Students fight to block NYU’s bold plans for Greenwich Village
The student action has added to momentum that has been building against the project, with the local community board rejecting the NYU plan last week.
After the university’s administration launched the NYU 2031 project, to mark its 200th anniversary with an expansion project on its downtown campus, community activists who traditionally keep skyscrapers from proliferating in lower Manhattan made way for a blend of student and faculty groups in Gould Plaza south of Washington Square Park for a vocal and visual display of their dissent.
“Students and their families have a right to know how their college loans are being used,” said New York University professor Andrew Ross of the Occupy Student Debt Campaign. “NYU should come clean about the true source of funds for this jumbo expansion plan.”
Reminiscent of journalist and resident Jane Jacobs’ herculean efforts to halt Parks Commissioner and Arterial Coordinator Robert Moses from building an elevated highway through the heart of Greenwich Village in the 1960s, about 150 demonstrators stacked cardboard boxes decorated with slogans such as “a real estate empire built on students' backs”, and “develop minds, not property”.
At the rally last week, Graduate Student Government leader Ozen Dolcerocca sent a message to the university, saying: “Recognise our union and don't make construction plans that you can't pay for.”
At issue is the $6 billion price tag. That is three times the school’s current $2 billion endowment and the administration was not forthcoming about its fiscal plans, Occupy Student Debt Campaign organisers said.
The campaign’s goal is to restore free public higher education in the United States through a movement of student debt refusal.

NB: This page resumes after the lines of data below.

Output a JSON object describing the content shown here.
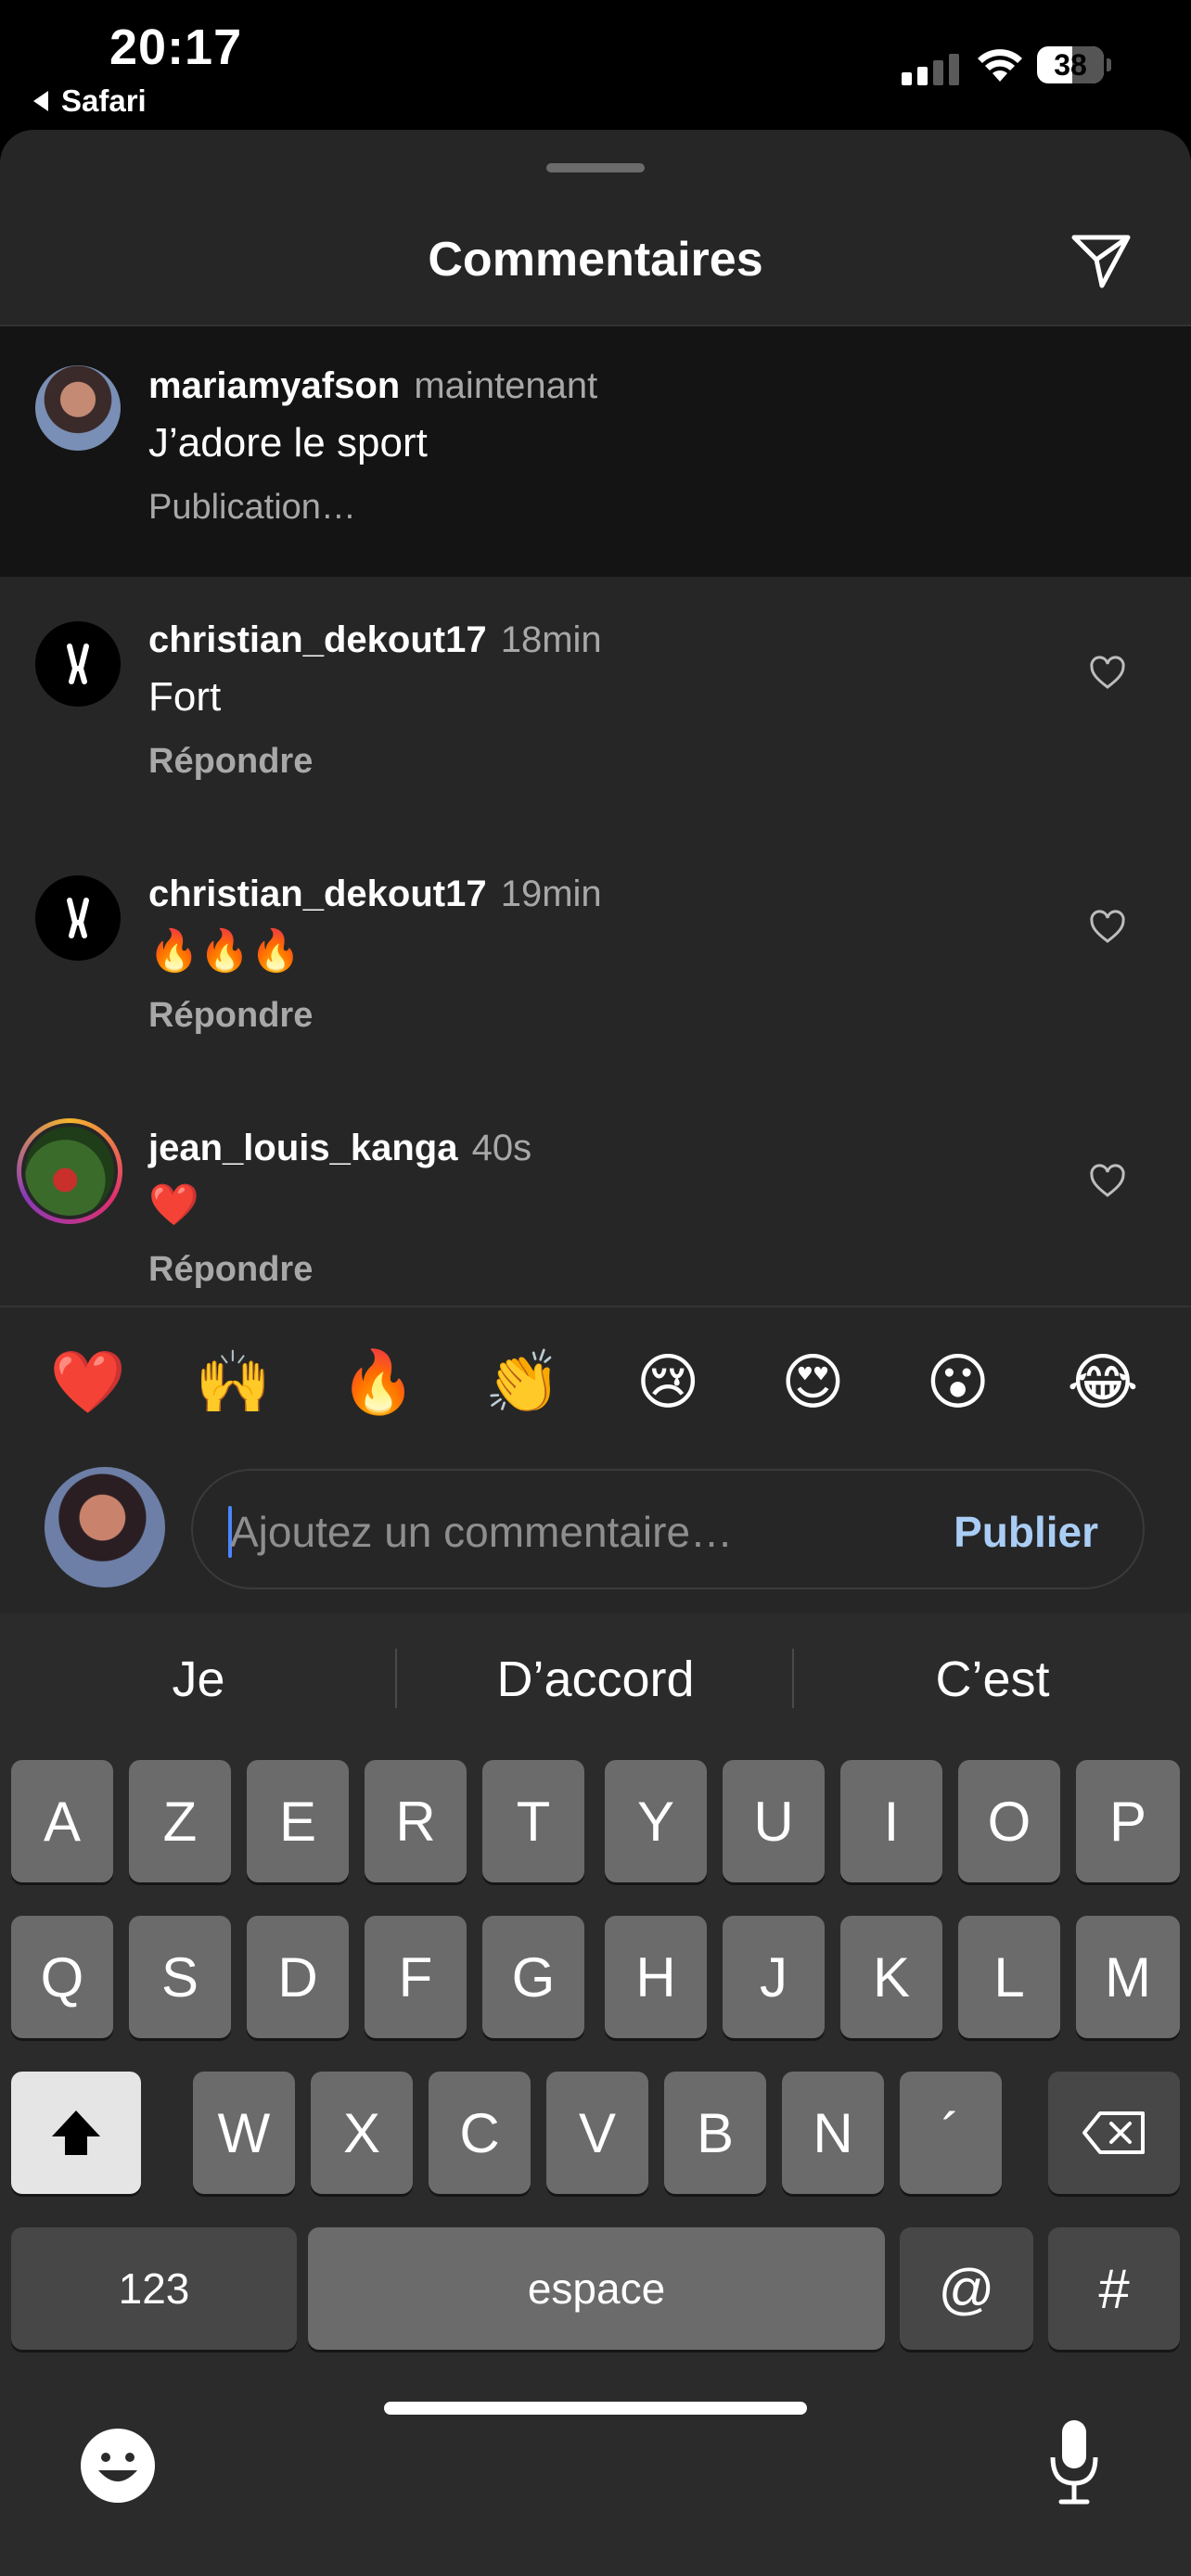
{
  "status_bar": {
    "time": "20:17",
    "back_app": "Safari",
    "battery": "38"
  },
  "sheet": {
    "title": "Commentaires"
  },
  "comments": [
    {
      "user": "mariamyafson",
      "time": "maintenant",
      "text": "J’adore le sport",
      "sub": "Publication…",
      "own": true
    },
    {
      "user": "christian_dekout17",
      "time": "18min",
      "text": "Fort",
      "sub": "Répondre"
    },
    {
      "user": "christian_dekout17",
      "time": "19min",
      "text": "🔥🔥🔥",
      "sub": "Répondre"
    },
    {
      "user": "jean_louis_kanga",
      "time": "40s",
      "text": "❤️",
      "sub": "Répondre"
    }
  ],
  "quick_emojis": [
    "❤️",
    "🙌",
    "🔥",
    "👏",
    "😢",
    "😍",
    "😮",
    "😂"
  ],
  "composer": {
    "placeholder": "Ajoutez un commentaire…",
    "publish_label": "Publier"
  },
  "keyboard": {
    "suggestions": [
      "Je",
      "D’accord",
      "C’est"
    ],
    "row1": [
      "A",
      "Z",
      "E",
      "R",
      "T",
      "Y",
      "U",
      "I",
      "O",
      "P"
    ],
    "row2": [
      "Q",
      "S",
      "D",
      "F",
      "G",
      "H",
      "J",
      "K",
      "L",
      "M"
    ],
    "row3": [
      "W",
      "X",
      "C",
      "V",
      "B",
      "N",
      "´"
    ],
    "numbers_label": "123",
    "space_label": "espace",
    "at_label": "@",
    "hash_label": "#"
  }
}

NYU, a private university, remains among the country’s most expensive schools, costing about $40,000 per undergraduate academic year. Its students already bear the heaviest debt burden in the nation, an average $41,300, or about 40% above the national average. The expansion plan, rally organisers said, would only load further debt on students.
However, NYU spokesman John Beckman told University World News: “If we don't think a project is affordable, we don't build it. It's that simple. As a tuition-dependent university, we are always mindful of the impact of a project on tuition.
“The NYU we know today – the major international research university – was achieved in part by creating space over the last two decades. We did all that while keeping our tuition in line with that of other major research universities.”
The university had not attached a cost to the project, partly because building will take place over two decades, Beckman said.
Regarding the school’s pressing need for academic space, given that comparable schools have double or even triple the square footage per student, Beckman said: “It is not a question of whether, it is a question of how.”
He said the plan locates half the needed space outside Greenwich Village, and maximises the use of university property within Greenwich Village, which reduces costs and provides open space as well as space for a new school to the community. A key aspect of the plan is that it is long-range, Beckman continued, highlighting that it contemplates two decades of space needs, including for student and faculty housing, and arts and sciences programmes.
At the rally last week, student protestors were among a range of groups spanning clerical and teaching unions at NYU, members of the Greenwich Village community groups and residents, some of whom see the plan as a threat to the quality of life in the traditionally residential neighbourhood.
The NYU 2031 initiative includes plans to expand its Greenwich Village campus by 40% over the next 20 years.
Local resident and blogger CO Moed (53) said: “The streets are already over-saturated with campus life and ugly buildings. The Village used to have real estate available for new beginnings and art and small business, but now such real estate is being reconstructed so that large NYU facilities can be built.”
When student-focused businesses such as bars and fast-food chains follow, she said, the Village would become “a memory, not a neighbourhood known for fostering innovation and community”.
She and other residents and students also worried that NYU could be building more than it can support. Moed summed up some of their concerns: “If there is a drop or crash in higher education enrolment, then what? Their money would be better spent on teachers’ benefits, salaries, stronger departments and scholarships.”
Despite the protests, the school is moving ahead.
Last month, the Department of City Planning certified the NYU 2031 core plan to build on its own land in the Washington Square area. Subsequent meetings with university officials and the community board will decide the future of the plan.
Yet it doesn’t seem the protests will stop any time soon.
The Greenwich Village Society for Historic Preservation has already begun to collect signatures against the plan, and this week the lower Manhattan group, Bowery Alliance of Neighbors, will focus on the expansion project at an upcoming meeting.
In a city with scant land to expand on, with residents already protesting against similar expansion projects for Columbia University and Fordham University, NYU looks poised for a long debate before it breaks ground.